When you begin to learn the game, it is helpful to start by playing low-stakes cash games or micro-tournaments. This will help you get familiar with the mechanics of the game and how to use your poker chips. It will also give you a chance to develop and perfect your skills without risking too much of your bankroll.

Once you have familiarized yourself with the basic rules of poker, you can try higher-stakes games and tournaments. However, you should always keep in mind your budget and limit your spending to the amount that you are comfortable with. If you make poor decisions, it can quickly deplete your bankroll. If you don’t have enough funds to play, you should stop immediately and reassess your bankroll management strategy.

Another important skill to learn is recognizing good and bad hands. A good hand contains five cards of the same rank in sequence, with at least two unmatched cards. A flush is a group of five cards that match in suit, and a straight is a group of five consecutive cards that skip around in rank but are from the same suit. A pair is two cards of the same rank, and a full house is three matching cards of the same rank.

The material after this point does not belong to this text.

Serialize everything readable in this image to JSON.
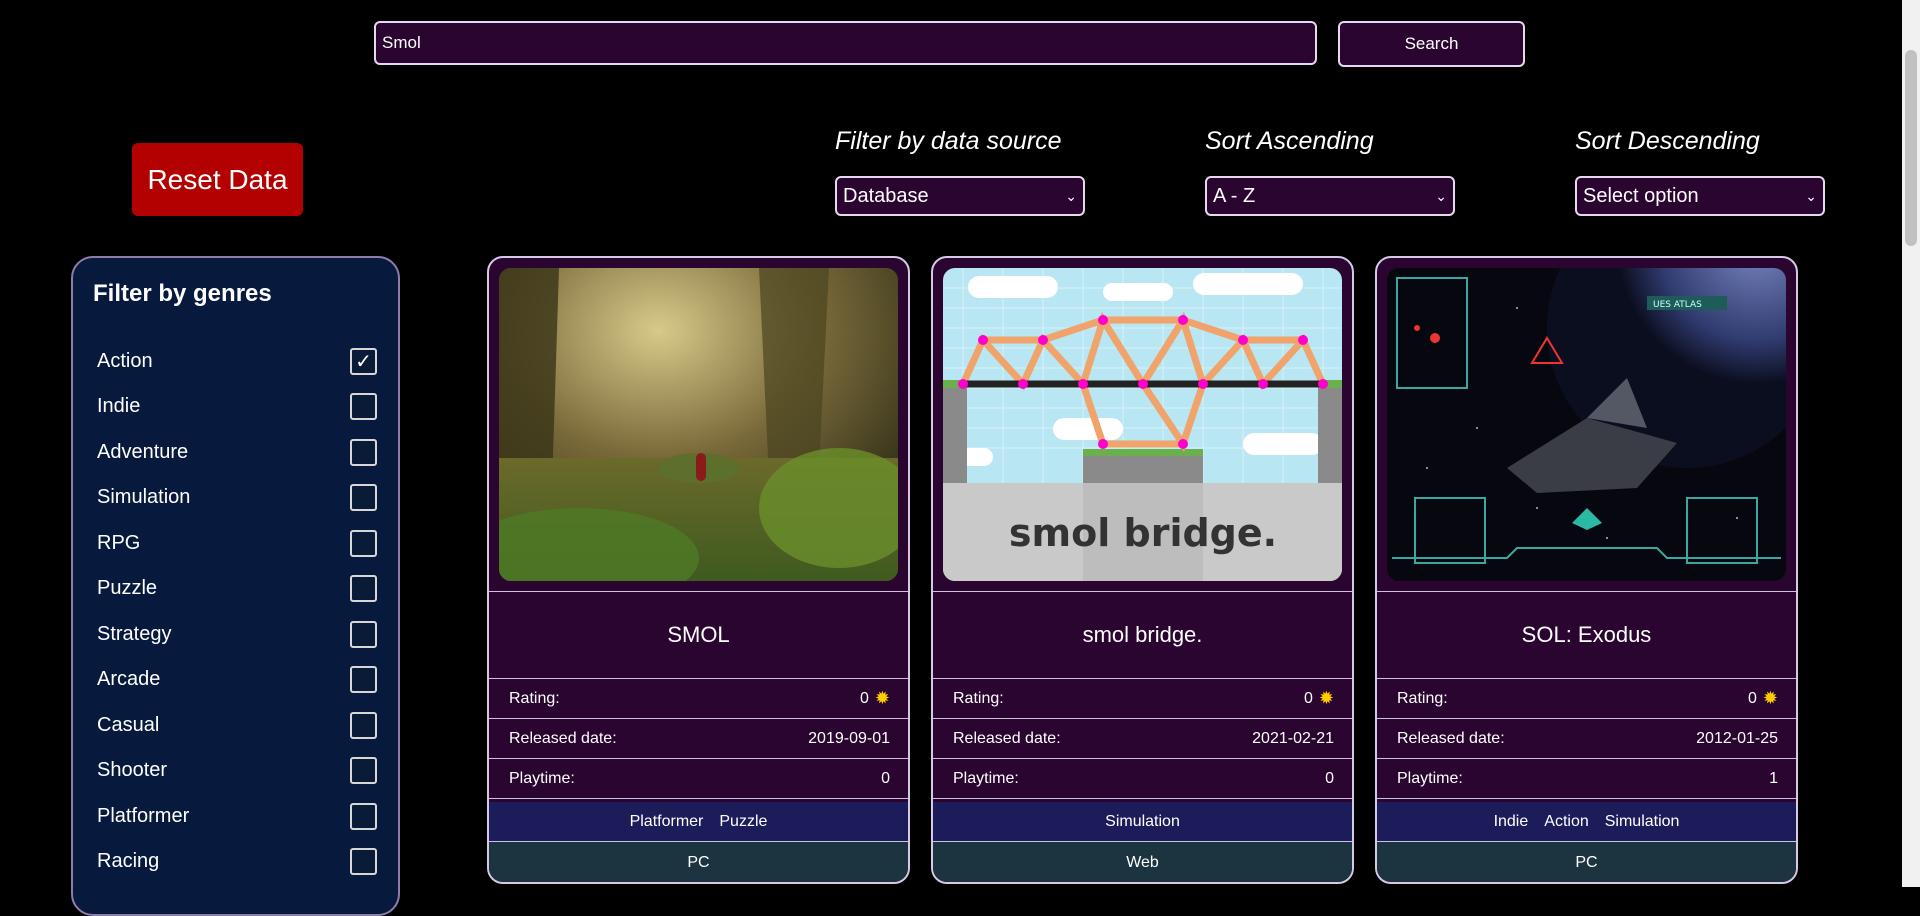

When the betting round ends, each player reveals their cards and whoever has the best hand wins the pot. Depending on the rules of your game, you may be able to draw replacement cards at this point as well. If you have any questions, ask an experienced player for help. Studying the gameplay of other players can help you improve your own skills by learning from their mistakes and incorporating their strategies into your own play. This way, you can avoid costly mistakes and make more profitable moves in the future.